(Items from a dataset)
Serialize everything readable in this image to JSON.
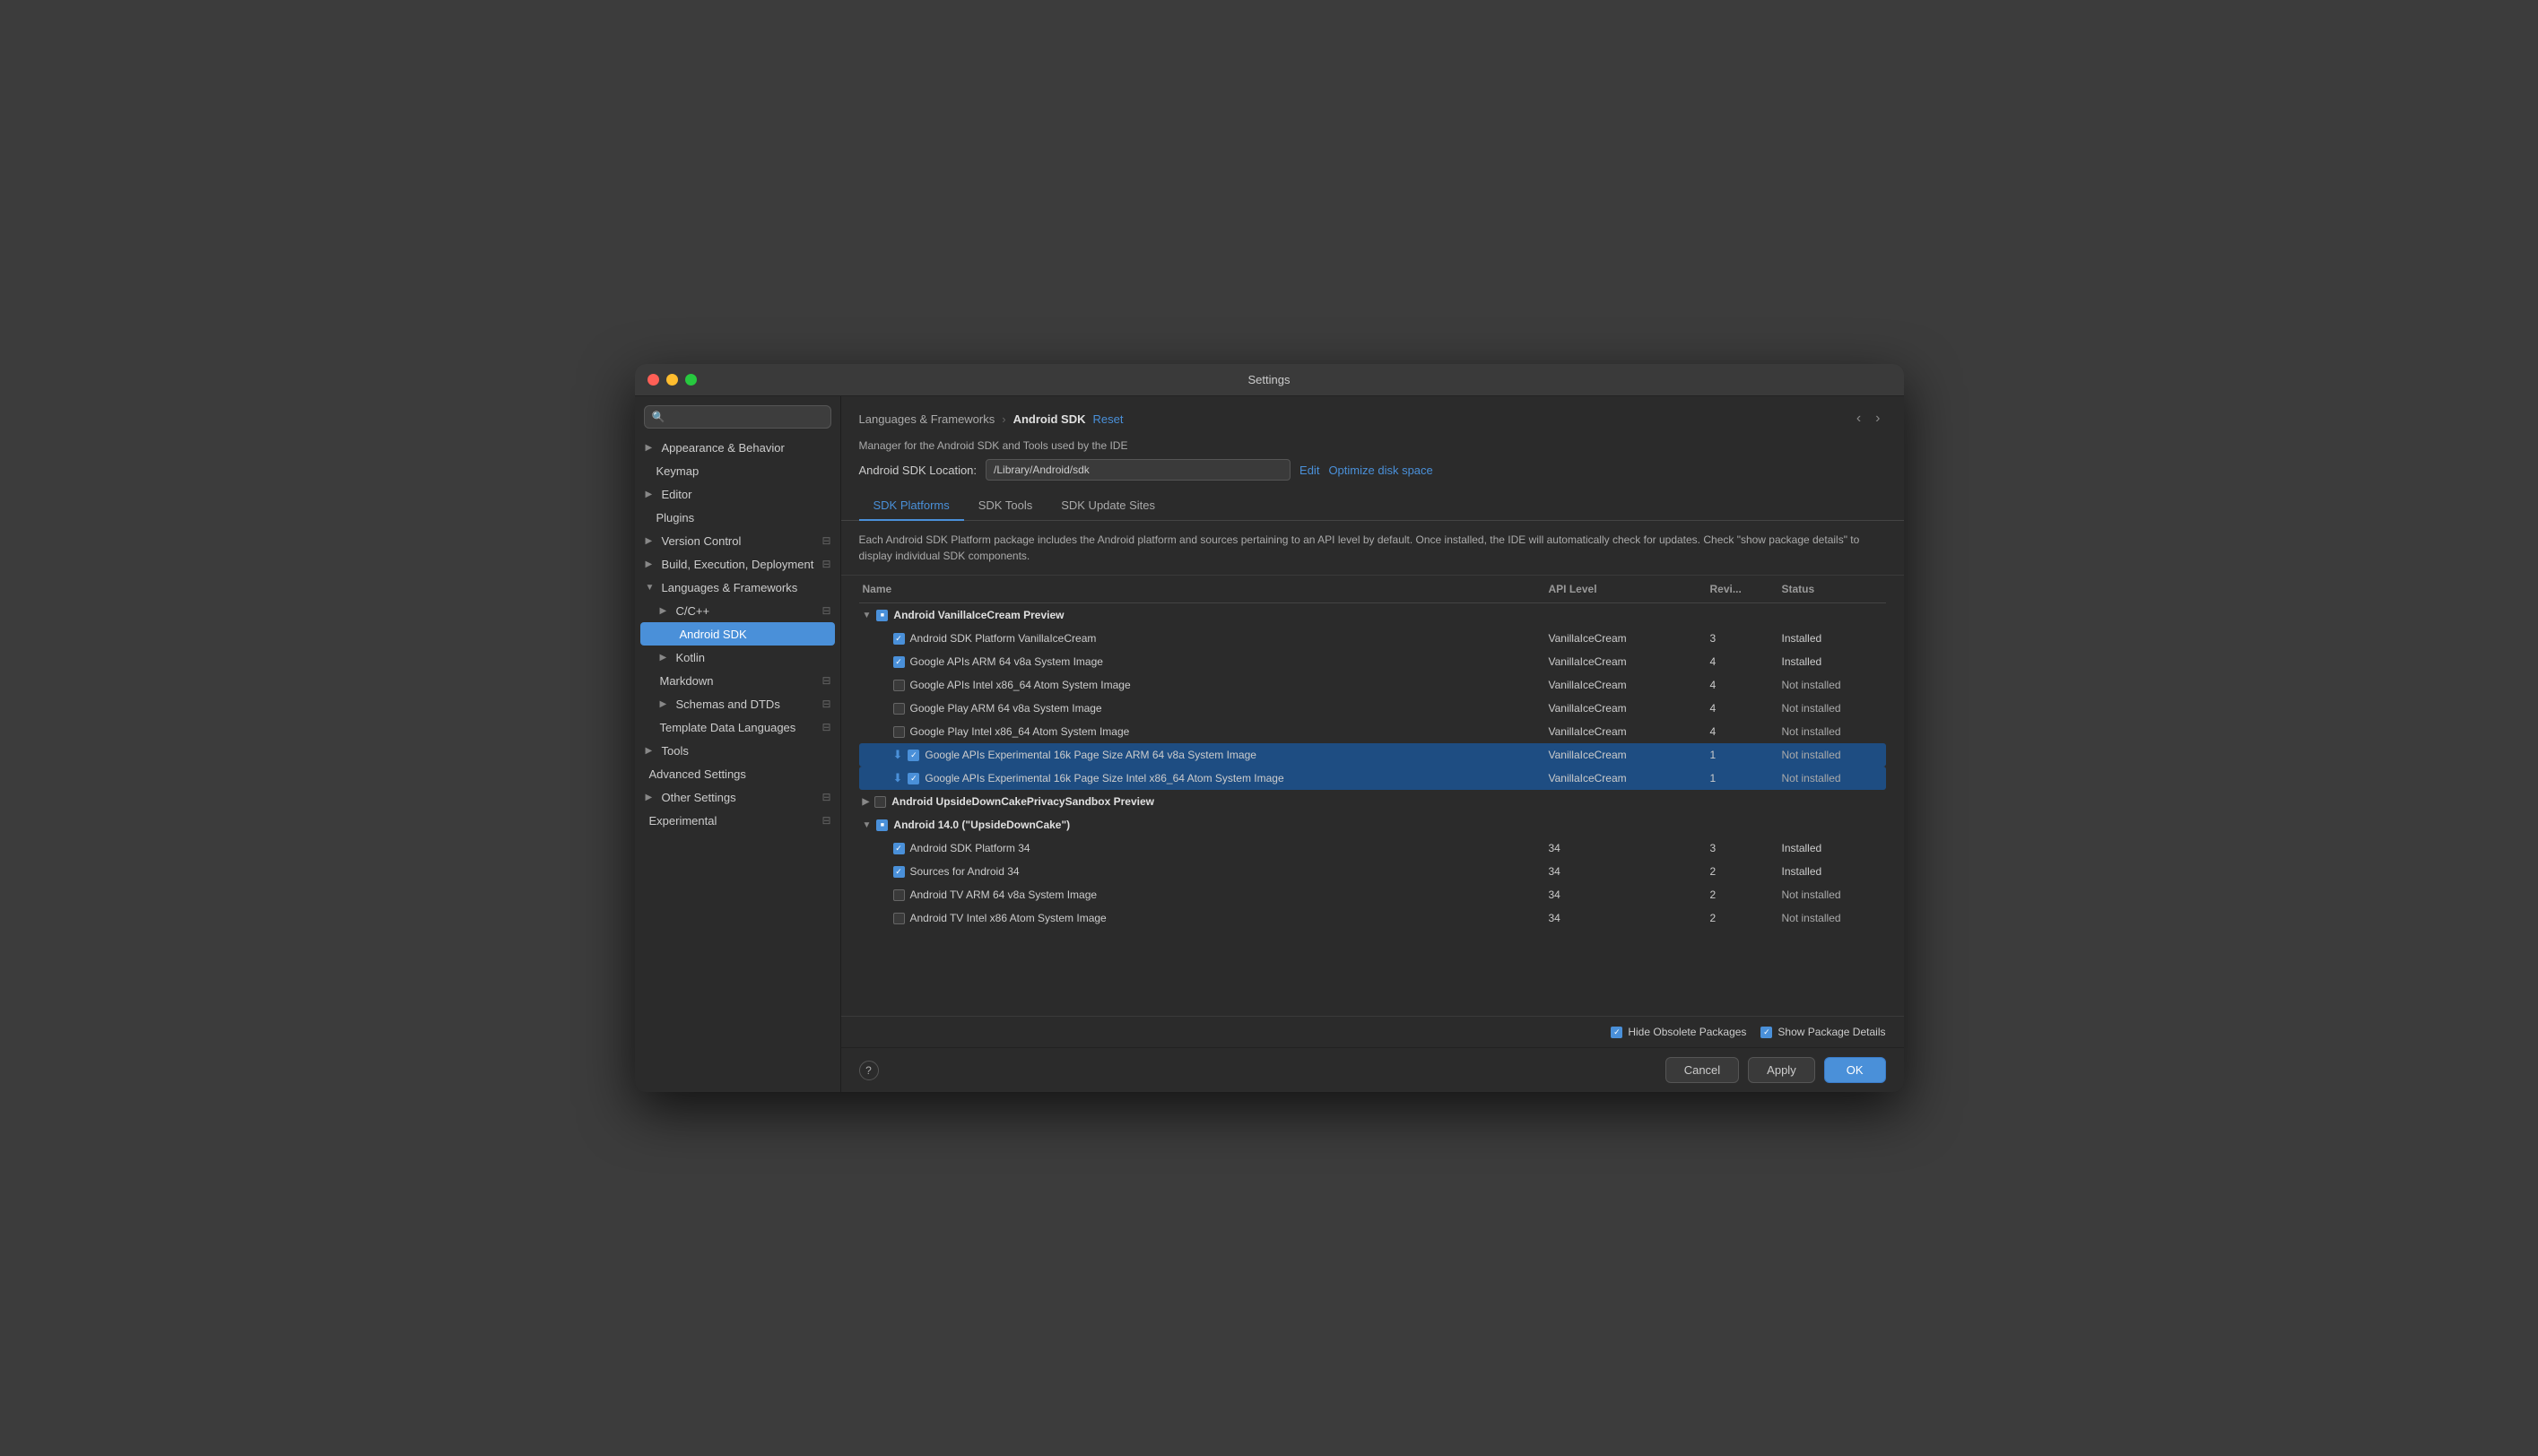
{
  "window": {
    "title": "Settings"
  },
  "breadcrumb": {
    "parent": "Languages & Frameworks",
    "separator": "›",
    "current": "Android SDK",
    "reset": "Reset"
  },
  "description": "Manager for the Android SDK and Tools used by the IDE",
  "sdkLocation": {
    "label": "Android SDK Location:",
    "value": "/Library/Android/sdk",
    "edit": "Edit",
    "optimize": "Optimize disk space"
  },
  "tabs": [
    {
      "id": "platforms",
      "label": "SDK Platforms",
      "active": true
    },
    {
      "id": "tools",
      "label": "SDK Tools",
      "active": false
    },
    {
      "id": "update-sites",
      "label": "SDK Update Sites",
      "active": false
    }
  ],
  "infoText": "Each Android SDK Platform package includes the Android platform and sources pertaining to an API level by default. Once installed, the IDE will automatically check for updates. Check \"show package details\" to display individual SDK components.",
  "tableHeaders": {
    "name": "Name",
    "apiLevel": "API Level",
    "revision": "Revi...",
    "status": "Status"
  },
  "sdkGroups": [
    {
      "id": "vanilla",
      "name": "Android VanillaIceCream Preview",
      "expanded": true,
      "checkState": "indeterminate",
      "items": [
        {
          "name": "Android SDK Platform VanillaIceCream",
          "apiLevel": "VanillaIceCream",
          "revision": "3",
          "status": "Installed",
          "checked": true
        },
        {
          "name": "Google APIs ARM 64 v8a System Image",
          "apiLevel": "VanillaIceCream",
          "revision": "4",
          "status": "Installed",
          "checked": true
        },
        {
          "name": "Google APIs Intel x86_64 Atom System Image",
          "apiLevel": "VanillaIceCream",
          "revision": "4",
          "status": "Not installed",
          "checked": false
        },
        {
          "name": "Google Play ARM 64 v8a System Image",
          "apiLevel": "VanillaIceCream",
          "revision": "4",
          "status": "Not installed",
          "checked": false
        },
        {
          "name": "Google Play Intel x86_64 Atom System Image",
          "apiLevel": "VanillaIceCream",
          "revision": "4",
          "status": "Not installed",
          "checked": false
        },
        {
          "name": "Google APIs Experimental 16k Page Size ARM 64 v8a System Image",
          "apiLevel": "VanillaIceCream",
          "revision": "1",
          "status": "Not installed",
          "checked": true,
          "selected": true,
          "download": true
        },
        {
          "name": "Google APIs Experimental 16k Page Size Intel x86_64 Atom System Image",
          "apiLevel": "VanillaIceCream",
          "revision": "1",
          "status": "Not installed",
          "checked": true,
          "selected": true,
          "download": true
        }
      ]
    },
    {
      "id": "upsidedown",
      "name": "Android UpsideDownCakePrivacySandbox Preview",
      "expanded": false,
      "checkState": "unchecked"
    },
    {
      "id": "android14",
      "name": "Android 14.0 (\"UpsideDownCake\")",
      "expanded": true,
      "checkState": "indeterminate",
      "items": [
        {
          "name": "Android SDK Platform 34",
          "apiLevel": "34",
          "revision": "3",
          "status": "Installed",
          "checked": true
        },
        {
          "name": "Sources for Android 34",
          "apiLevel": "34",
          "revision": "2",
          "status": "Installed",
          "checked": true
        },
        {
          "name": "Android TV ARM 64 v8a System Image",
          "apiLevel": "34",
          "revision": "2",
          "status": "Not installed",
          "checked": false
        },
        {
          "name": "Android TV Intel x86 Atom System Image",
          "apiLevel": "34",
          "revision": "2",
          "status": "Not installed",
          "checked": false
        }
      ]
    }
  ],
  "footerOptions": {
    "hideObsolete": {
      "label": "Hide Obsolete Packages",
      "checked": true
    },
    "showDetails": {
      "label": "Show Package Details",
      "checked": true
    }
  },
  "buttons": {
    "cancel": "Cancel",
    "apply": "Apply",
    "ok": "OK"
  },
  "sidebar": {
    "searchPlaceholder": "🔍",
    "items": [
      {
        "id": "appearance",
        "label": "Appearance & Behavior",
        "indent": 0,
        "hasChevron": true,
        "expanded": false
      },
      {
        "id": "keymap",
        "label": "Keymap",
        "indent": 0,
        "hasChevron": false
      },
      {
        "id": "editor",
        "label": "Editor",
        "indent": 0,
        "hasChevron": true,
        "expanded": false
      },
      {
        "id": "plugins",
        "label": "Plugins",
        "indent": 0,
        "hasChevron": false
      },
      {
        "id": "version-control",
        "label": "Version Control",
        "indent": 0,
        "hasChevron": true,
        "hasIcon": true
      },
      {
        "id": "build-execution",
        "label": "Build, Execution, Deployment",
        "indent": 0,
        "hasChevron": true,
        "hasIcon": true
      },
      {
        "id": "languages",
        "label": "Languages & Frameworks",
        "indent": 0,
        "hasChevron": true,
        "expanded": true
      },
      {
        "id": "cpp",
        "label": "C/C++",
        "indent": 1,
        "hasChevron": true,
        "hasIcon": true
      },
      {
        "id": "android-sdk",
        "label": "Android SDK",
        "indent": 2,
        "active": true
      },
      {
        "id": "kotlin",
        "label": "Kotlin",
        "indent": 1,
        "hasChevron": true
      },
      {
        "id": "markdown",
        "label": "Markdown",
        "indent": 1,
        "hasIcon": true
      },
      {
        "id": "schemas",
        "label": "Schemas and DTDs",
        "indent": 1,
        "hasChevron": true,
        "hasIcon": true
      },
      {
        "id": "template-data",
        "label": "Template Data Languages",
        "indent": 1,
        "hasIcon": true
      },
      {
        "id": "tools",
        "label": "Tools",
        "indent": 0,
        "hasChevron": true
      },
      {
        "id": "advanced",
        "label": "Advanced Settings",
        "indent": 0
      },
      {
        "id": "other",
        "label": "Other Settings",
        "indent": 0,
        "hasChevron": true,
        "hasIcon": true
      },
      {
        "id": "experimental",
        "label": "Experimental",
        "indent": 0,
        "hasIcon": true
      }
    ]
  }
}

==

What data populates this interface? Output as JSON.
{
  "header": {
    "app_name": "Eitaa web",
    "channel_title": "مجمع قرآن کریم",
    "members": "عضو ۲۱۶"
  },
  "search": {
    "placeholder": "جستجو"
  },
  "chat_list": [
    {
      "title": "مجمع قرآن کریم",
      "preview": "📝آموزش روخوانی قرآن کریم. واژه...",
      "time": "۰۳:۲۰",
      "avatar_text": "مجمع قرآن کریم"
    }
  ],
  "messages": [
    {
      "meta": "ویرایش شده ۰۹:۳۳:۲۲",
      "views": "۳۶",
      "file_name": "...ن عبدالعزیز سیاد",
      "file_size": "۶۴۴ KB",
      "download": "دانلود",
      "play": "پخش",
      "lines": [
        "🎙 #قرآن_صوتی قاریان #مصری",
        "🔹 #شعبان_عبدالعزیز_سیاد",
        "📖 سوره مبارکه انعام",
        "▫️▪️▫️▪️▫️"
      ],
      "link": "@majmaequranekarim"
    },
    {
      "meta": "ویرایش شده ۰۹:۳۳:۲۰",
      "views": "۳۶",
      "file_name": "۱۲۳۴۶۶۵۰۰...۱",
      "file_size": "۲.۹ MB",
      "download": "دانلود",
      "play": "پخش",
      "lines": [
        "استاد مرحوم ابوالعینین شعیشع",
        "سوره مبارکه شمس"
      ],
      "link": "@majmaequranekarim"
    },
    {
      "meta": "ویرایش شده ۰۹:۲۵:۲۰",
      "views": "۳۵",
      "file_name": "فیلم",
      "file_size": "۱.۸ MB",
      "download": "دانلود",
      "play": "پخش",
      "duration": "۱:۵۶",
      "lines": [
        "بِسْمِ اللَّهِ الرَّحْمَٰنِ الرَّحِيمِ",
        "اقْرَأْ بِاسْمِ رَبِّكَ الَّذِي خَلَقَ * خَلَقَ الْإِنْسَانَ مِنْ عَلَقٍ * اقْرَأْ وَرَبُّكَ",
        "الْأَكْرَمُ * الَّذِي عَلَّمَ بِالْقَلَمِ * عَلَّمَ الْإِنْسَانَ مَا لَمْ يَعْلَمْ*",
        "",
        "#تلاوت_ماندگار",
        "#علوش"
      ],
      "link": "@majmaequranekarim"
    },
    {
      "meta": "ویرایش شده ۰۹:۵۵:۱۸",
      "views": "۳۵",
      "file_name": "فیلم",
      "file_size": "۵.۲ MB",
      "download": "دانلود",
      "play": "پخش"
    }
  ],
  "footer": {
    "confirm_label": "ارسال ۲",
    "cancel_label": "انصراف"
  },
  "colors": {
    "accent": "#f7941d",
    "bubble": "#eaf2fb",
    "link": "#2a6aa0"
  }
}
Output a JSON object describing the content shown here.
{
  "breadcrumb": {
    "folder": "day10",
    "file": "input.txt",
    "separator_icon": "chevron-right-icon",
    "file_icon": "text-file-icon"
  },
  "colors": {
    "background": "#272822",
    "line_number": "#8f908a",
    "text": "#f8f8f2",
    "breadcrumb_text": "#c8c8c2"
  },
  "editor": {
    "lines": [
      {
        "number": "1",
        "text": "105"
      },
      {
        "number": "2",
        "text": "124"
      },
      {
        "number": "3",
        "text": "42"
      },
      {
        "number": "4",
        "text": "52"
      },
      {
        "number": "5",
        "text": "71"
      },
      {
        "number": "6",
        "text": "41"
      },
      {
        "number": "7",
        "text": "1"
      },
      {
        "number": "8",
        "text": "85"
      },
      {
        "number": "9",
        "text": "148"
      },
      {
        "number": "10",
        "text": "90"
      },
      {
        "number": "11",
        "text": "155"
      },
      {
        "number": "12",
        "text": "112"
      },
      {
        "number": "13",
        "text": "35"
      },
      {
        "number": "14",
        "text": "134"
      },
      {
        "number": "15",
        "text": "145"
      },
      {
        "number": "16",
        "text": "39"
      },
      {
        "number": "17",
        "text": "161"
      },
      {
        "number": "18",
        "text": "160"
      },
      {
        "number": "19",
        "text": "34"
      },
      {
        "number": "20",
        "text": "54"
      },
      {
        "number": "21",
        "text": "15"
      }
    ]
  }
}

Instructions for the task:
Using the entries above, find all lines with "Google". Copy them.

Result for this exercise:
          "name": "Google APIs ARM 64 v8a System Image",
          "name": "Google APIs Intel x86_64 Atom System Image",
          "name": "Google Play ARM 64 v8a System Image",
          "name": "Google Play Intel x86_64 Atom System Image",
          "name": "Google APIs Experimental 16k Page Size ARM 64 v8a System Image",
          "name": "Google APIs Experimental 16k Page Size Intel x86_64 Atom System Image",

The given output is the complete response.